A huge tree casting a lot of shade

A huge tree casting a lot of shade – and it’s supposed to be a hedge!

Over the past three weekends, we have been working on a very overgrown hedge between Alvecote Wood and Betty’s Wood. In particular we have been working on several very large holly trees, about 40 feet/15 metres high. These had been cut about 30 years ago, but the hedge has not been maintained since then. In consequence these trees have grown huge, and were cutting out a lot of light on the southern boundary of the wood. Behind the trees was some poor sycamore scrub and some bramble. We tried to get hazel established here, but it was just too dark. Nothing would grow.

So this year we decided to coppice back this holly hedge, removing three enormous holly trees (some with up to eight stems each), a couple of sycamore, hazel and hawthorn to open this area up and let in light.

We have also cleared the bramble, and plan to plant this area up with some hazel, birch and cherry, and also encourage oak seedlings to grow between these trees.

The photos tell the story: before, during and after.

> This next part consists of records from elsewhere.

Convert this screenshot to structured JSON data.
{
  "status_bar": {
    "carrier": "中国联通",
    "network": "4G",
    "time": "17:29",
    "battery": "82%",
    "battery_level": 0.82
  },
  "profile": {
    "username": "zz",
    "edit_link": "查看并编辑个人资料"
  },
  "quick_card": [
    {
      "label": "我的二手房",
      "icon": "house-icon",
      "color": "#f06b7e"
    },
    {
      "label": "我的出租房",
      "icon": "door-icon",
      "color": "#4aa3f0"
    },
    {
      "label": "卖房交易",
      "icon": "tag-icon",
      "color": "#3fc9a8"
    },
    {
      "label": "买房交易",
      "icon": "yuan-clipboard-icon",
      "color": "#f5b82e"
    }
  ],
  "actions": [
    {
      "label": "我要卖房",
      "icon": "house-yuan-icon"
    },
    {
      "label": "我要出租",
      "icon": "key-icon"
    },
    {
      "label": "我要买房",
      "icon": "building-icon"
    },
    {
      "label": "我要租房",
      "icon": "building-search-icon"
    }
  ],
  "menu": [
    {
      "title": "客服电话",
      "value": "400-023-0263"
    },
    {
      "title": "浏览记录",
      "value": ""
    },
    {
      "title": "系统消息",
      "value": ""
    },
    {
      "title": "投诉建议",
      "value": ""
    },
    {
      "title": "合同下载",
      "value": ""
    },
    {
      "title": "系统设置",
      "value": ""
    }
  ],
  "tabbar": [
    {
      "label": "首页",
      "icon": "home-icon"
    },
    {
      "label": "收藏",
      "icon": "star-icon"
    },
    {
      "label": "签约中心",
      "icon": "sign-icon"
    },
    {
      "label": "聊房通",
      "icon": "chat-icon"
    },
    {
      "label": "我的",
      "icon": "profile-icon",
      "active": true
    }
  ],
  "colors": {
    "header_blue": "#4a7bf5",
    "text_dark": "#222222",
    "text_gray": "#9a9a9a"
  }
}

There are also two videos showing how Stephen felled a particularly awkward twin-stem holly.

Felling the large holly

Felling the large holly

After, hedge is coppiced and a lot of light coming in

After, hedge is coppiced and a lot of light coming in

Shows the light coming into the area

Shows the light coming into the area

Apologies that the first clip of this video is out of focus.

Red berries and raindrops

Guellder rose berries and leaves

Guellder rose berries and leaves

Guellder rose berries and leaves

Guellder rose berries and leaves
Guellder rose berries and leaves
Guellder rose berries and leaves

Guellder rose berries and leaves

Autumn colour is late coming this year and the leaves are dropping almost before they have had a chance to change, thanks to the blustery conditions.  One of the shrubs in our woodland that has produced spectacular colour, both in leaf and berry, is guelder rose (Viburnum opulis).  For several weeks, the leaves have been tinged with red, but they are now in full colour.  Today, the autumn light was just right – low sun, coming from behind, lighting up the translucent leaves and berries, with dark woodland in the background, and I managed to get a few shots.

Raindrops on leaves are also wonderful in the low autumn light – and I managed to find some beautiful oak leaves with little raindrops standing out like jewels, resting on a fallen log in lovely diffused lighting.

Raindrops on oak leaves

Raindrops on oak leaves

Raindrops on oak leaves

Raindrops on oak leaves

Raindrops on oak leaves

Raindrops on oak leaves

Raindrops on oak leaves

Raindrops on oak leaves

Raindrops on oak leaves

Raindrops on oak leaves